“I don’t think they really cared that much, to be honest,” Elon sophomore management major Chris Vigliotta says. “It’s been years since Katrina and they probably thought everything was good again.
“It wasn’t, as we saw.”
Vigliotta and his classmates visited New Orleans as part of an Alternative Break service trip between the end of Winter Term and the start of the spring semester. Th e group had partnered with Youth Rebuilding New Orleans, or Youth Rebuild for short, an organization that purchases distressed and foreclosed properties, then renovates and sells them to educators to boost neighborhoods and the education
system. Another Elon group followed in their footsteps over spring break.
It’s the type of collaboration that’s becoming rare for Youth Rebuild. Aft er years of welcoming volunteers from across the country, the organization can no longer count on the same level of interest as the urgency of rescuing a devastated city subsides in the national psyche. Why? Nearly half of Youth Rebuild’s volunteer base hails from the Northeast and for service organizations in search of longterm relief projects, the drive to a work site got a whole lot shorter due in part to Hurricane Sandy, which the National Hurricane Center ranked as the second-most destructive storm in U.S. history behind Katrina.
“Building relationships with organizations like Elon are great ways of establishing connections
with other communities,” Youth Rebuild Executive Director William Stoudt says. “You know next year
you can assume Elon’s going to be back and ready to work.

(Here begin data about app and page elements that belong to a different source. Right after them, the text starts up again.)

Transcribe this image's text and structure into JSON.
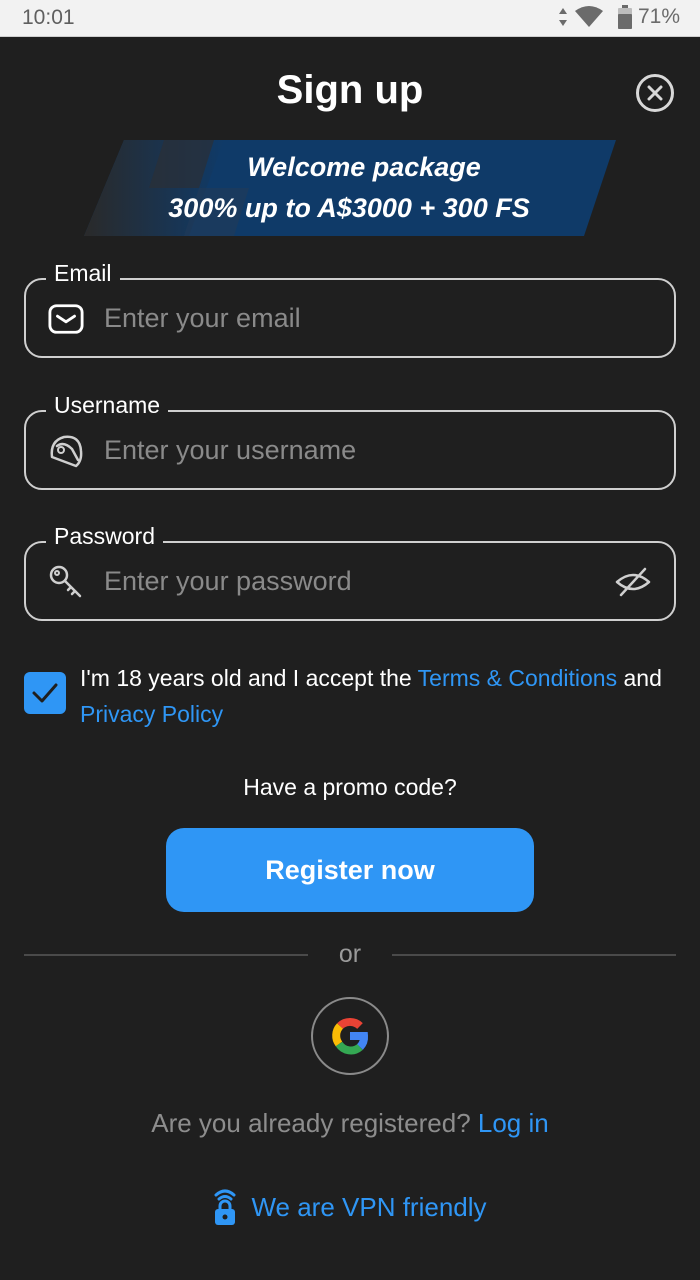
{
  "status_bar": {
    "time": "10:01",
    "battery_percent": "71%",
    "icons": [
      "data-arrows-icon",
      "wifi-icon",
      "battery-icon"
    ]
  },
  "dialog": {
    "title": "Sign up",
    "close_icon": "close-circle-icon"
  },
  "banner": {
    "line1": "Welcome package",
    "line2": "300% up to A$3000 + 300 FS"
  },
  "fields": {
    "email": {
      "label": "Email",
      "placeholder": "Enter your email",
      "value": "",
      "icon": "envelope-icon"
    },
    "username": {
      "label": "Username",
      "placeholder": "Enter your username",
      "value": "",
      "icon": "helmet-icon"
    },
    "password": {
      "label": "Password",
      "placeholder": "Enter your password",
      "value": "",
      "icon": "key-icon",
      "toggle_icon": "eye-off-icon"
    }
  },
  "agreement": {
    "checked": true,
    "text_before": "I'm 18 years old and I accept the ",
    "terms_link": "Terms & Conditions",
    "text_middle": " and ",
    "privacy_link": "Privacy Policy"
  },
  "promo": {
    "label": "Have a promo code?"
  },
  "register_button": {
    "label": "Register now"
  },
  "separator": {
    "label": "or"
  },
  "social": {
    "google_icon": "google-icon"
  },
  "login": {
    "question": "Are you already registered?",
    "link": "Log in"
  },
  "vpn": {
    "label": "We are VPN friendly",
    "icon": "vpn-lock-icon"
  },
  "colors": {
    "background": "#1f1f1f",
    "accent": "#2f96f5",
    "banner_blue": "#0f3a68",
    "placeholder": "#8a8a8a"
  }
}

And if you don’t know that another group is
going be there next year, it’s hard to base staffing projections. Operating as a nonprofit, that’s concerning.”